> _Data about app and page elements_:
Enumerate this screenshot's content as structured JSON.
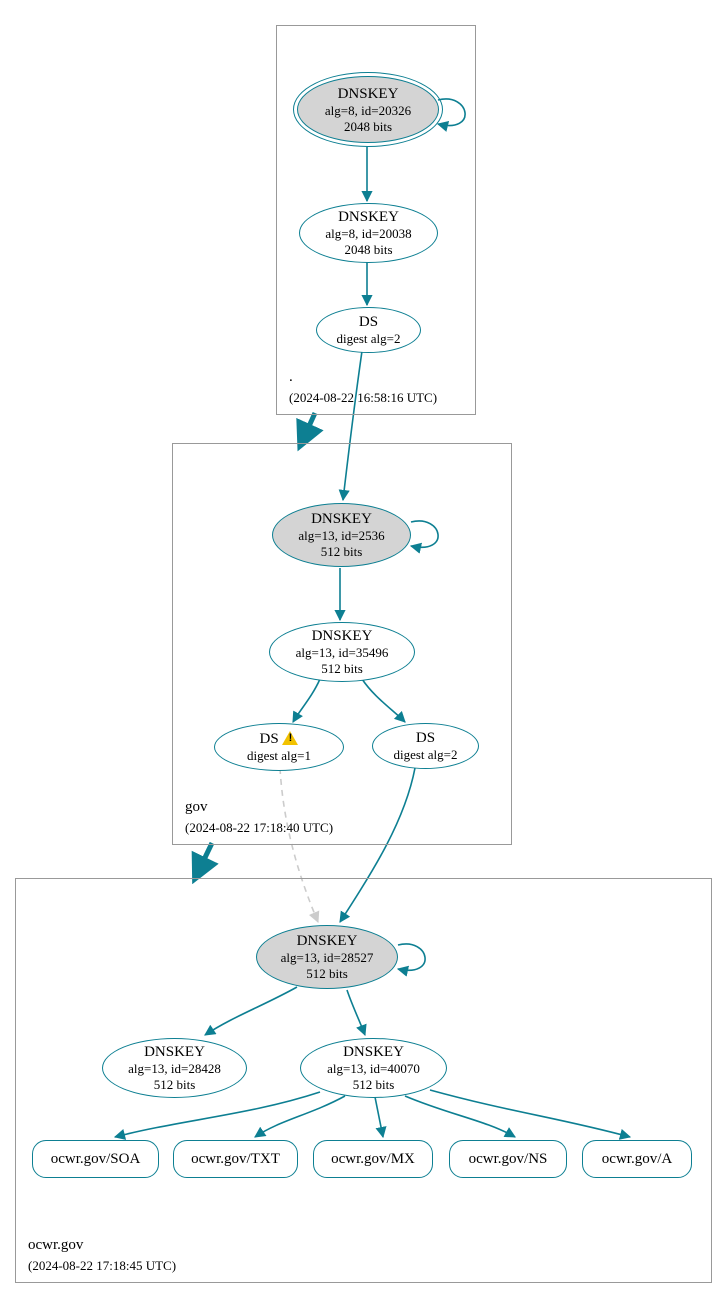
{
  "zones": {
    "root": {
      "label": ".",
      "time": "(2024-08-22 16:58:16 UTC)",
      "nodes": {
        "ksk": {
          "title": "DNSKEY",
          "sub1": "alg=8, id=20326",
          "sub2": "2048 bits"
        },
        "zsk": {
          "title": "DNSKEY",
          "sub1": "alg=8, id=20038",
          "sub2": "2048 bits"
        },
        "ds": {
          "title": "DS",
          "sub1": "digest alg=2"
        }
      }
    },
    "gov": {
      "label": "gov",
      "time": "(2024-08-22 17:18:40 UTC)",
      "nodes": {
        "ksk": {
          "title": "DNSKEY",
          "sub1": "alg=13, id=2536",
          "sub2": "512 bits"
        },
        "zsk": {
          "title": "DNSKEY",
          "sub1": "alg=13, id=35496",
          "sub2": "512 bits"
        },
        "ds1": {
          "title": "DS",
          "sub1": "digest alg=1"
        },
        "ds2": {
          "title": "DS",
          "sub1": "digest alg=2"
        }
      }
    },
    "ocwr": {
      "label": "ocwr.gov",
      "time": "(2024-08-22 17:18:45 UTC)",
      "nodes": {
        "ksk": {
          "title": "DNSKEY",
          "sub1": "alg=13, id=28527",
          "sub2": "512 bits"
        },
        "zskA": {
          "title": "DNSKEY",
          "sub1": "alg=13, id=28428",
          "sub2": "512 bits"
        },
        "zskB": {
          "title": "DNSKEY",
          "sub1": "alg=13, id=40070",
          "sub2": "512 bits"
        }
      },
      "records": {
        "soa": "ocwr.gov/SOA",
        "txt": "ocwr.gov/TXT",
        "mx": "ocwr.gov/MX",
        "ns": "ocwr.gov/NS",
        "a": "ocwr.gov/A"
      }
    }
  }
}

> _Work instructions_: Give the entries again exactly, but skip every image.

> _Completed task_:
Enumerate this screenshot's content as structured JSON.
{
  "zones": {
    "root": {
      "label": ".",
      "time": "(2024-08-22 16:58:16 UTC)",
      "nodes": {
        "ksk": {
          "title": "DNSKEY",
          "sub1": "alg=8, id=20326",
          "sub2": "2048 bits"
        },
        "zsk": {
          "title": "DNSKEY",
          "sub1": "alg=8, id=20038",
          "sub2": "2048 bits"
        },
        "ds": {
          "title": "DS",
          "sub1": "digest alg=2"
        }
      }
    },
    "gov": {
      "label": "gov",
      "time": "(2024-08-22 17:18:40 UTC)",
      "nodes": {
        "ksk": {
          "title": "DNSKEY",
          "sub1": "alg=13, id=2536",
          "sub2": "512 bits"
        },
        "zsk": {
          "title": "DNSKEY",
          "sub1": "alg=13, id=35496",
          "sub2": "512 bits"
        },
        "ds1": {
          "title": "DS",
          "sub1": "digest alg=1"
        },
        "ds2": {
          "title": "DS",
          "sub1": "digest alg=2"
        }
      }
    },
    "ocwr": {
      "label": "ocwr.gov",
      "time": "(2024-08-22 17:18:45 UTC)",
      "nodes": {
        "ksk": {
          "title": "DNSKEY",
          "sub1": "alg=13, id=28527",
          "sub2": "512 bits"
        },
        "zskA": {
          "title": "DNSKEY",
          "sub1": "alg=13, id=28428",
          "sub2": "512 bits"
        },
        "zskB": {
          "title": "DNSKEY",
          "sub1": "alg=13, id=40070",
          "sub2": "512 bits"
        }
      },
      "records": {
        "soa": "ocwr.gov/SOA",
        "txt": "ocwr.gov/TXT",
        "mx": "ocwr.gov/MX",
        "ns": "ocwr.gov/NS",
        "a": "ocwr.gov/A"
      }
    }
  }
}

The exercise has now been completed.